*What is expected*
Find how many lines in the listing below include the word "JSON". Give that number only.

*Records provided*
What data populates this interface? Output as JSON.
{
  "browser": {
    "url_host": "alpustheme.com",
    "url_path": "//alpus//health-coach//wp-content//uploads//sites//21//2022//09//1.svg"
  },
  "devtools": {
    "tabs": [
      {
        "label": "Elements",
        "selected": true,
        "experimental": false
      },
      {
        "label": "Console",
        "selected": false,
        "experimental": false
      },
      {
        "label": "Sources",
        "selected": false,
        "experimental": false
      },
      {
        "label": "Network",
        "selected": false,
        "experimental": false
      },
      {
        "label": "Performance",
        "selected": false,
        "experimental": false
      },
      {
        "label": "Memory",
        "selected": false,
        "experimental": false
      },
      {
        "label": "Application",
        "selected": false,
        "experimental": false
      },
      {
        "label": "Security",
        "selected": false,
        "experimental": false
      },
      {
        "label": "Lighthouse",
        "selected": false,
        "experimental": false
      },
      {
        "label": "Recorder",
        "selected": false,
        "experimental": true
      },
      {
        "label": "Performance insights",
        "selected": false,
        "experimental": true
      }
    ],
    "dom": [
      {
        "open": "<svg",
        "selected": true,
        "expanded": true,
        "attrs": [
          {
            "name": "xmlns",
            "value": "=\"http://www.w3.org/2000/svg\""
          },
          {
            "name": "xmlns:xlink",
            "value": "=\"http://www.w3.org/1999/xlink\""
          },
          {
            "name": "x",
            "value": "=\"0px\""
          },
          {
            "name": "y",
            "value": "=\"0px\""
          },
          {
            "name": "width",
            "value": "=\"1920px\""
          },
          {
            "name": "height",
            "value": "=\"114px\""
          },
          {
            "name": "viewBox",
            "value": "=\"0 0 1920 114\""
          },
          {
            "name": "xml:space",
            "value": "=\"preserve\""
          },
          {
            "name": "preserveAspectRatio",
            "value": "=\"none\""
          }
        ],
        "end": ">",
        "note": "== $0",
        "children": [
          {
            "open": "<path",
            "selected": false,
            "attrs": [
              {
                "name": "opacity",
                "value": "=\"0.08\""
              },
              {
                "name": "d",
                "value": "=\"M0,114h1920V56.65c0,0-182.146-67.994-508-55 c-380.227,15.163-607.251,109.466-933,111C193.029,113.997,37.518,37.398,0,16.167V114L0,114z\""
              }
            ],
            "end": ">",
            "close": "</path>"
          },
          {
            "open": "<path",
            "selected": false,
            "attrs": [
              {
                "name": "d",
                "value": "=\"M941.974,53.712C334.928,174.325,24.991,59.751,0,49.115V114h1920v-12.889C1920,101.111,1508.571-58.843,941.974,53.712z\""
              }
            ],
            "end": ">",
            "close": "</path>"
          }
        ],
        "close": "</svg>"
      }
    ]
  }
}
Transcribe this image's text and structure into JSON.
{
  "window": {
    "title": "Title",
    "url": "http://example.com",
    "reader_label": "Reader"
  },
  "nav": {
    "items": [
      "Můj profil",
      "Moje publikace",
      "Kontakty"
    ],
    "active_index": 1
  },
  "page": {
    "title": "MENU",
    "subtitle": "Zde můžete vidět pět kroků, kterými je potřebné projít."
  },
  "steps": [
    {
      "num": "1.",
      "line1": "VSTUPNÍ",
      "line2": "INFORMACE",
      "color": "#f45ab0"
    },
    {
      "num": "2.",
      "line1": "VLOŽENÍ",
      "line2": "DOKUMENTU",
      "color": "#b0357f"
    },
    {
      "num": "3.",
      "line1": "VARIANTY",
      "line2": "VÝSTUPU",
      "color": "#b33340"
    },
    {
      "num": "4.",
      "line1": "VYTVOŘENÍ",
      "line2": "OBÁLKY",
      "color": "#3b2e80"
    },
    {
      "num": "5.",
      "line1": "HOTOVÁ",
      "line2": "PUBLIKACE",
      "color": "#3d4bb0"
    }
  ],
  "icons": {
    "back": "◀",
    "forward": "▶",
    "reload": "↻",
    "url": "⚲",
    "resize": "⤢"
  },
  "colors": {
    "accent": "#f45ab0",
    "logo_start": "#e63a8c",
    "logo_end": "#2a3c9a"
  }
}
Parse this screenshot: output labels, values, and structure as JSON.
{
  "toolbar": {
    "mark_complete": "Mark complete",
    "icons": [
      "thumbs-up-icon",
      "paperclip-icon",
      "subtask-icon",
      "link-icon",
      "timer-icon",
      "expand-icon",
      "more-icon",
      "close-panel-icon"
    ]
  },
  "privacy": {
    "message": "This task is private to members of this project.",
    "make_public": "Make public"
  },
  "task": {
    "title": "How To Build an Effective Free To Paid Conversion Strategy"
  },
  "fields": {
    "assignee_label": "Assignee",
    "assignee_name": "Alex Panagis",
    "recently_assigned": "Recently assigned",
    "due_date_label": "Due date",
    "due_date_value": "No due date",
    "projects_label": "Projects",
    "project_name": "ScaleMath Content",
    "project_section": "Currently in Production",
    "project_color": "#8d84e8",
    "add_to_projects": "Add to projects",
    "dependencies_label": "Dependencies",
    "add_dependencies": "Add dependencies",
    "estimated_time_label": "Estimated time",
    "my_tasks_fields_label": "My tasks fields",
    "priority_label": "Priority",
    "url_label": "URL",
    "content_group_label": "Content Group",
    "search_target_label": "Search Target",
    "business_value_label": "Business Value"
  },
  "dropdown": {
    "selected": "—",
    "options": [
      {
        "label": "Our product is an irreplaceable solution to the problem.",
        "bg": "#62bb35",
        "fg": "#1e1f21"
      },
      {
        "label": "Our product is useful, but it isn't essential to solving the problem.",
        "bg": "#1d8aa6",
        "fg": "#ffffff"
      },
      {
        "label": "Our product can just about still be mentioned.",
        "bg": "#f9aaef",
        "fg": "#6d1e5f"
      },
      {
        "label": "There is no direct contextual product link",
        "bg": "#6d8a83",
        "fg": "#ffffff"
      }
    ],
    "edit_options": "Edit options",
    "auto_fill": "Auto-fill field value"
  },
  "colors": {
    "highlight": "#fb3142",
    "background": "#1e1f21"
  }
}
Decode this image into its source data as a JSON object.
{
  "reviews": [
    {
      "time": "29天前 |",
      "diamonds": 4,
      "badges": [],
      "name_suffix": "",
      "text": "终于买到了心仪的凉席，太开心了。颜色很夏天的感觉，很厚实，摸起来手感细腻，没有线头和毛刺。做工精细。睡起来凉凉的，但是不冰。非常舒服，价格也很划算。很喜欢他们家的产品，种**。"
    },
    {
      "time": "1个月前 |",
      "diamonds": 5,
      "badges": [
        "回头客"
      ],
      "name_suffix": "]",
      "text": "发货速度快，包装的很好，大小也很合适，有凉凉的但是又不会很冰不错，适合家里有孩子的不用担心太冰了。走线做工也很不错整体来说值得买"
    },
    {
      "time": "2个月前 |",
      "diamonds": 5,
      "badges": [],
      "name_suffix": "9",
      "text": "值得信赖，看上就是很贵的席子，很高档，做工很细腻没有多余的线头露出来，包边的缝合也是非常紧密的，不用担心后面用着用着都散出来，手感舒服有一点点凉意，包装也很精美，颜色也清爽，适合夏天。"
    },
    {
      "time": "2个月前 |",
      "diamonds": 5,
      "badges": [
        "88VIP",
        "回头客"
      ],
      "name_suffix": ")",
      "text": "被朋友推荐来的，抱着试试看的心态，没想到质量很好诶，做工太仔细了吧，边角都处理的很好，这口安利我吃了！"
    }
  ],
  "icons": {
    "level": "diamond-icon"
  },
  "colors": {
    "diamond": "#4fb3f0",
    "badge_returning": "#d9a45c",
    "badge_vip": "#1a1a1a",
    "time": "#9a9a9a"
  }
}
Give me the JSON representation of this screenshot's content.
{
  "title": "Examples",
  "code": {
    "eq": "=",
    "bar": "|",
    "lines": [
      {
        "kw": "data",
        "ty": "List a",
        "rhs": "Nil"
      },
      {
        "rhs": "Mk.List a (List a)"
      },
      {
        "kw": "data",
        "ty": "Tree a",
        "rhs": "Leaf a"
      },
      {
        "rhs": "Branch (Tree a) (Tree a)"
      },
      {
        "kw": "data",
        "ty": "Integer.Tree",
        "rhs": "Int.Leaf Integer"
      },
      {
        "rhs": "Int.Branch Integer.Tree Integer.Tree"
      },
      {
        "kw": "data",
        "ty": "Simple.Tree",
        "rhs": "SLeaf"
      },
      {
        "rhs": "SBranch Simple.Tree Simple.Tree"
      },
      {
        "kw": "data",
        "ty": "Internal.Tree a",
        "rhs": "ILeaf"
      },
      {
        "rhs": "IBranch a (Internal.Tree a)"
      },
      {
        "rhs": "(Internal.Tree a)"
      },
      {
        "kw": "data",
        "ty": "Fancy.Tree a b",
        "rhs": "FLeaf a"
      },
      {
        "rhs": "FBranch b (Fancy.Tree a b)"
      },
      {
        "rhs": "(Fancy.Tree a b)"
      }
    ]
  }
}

*Completed exercise*
5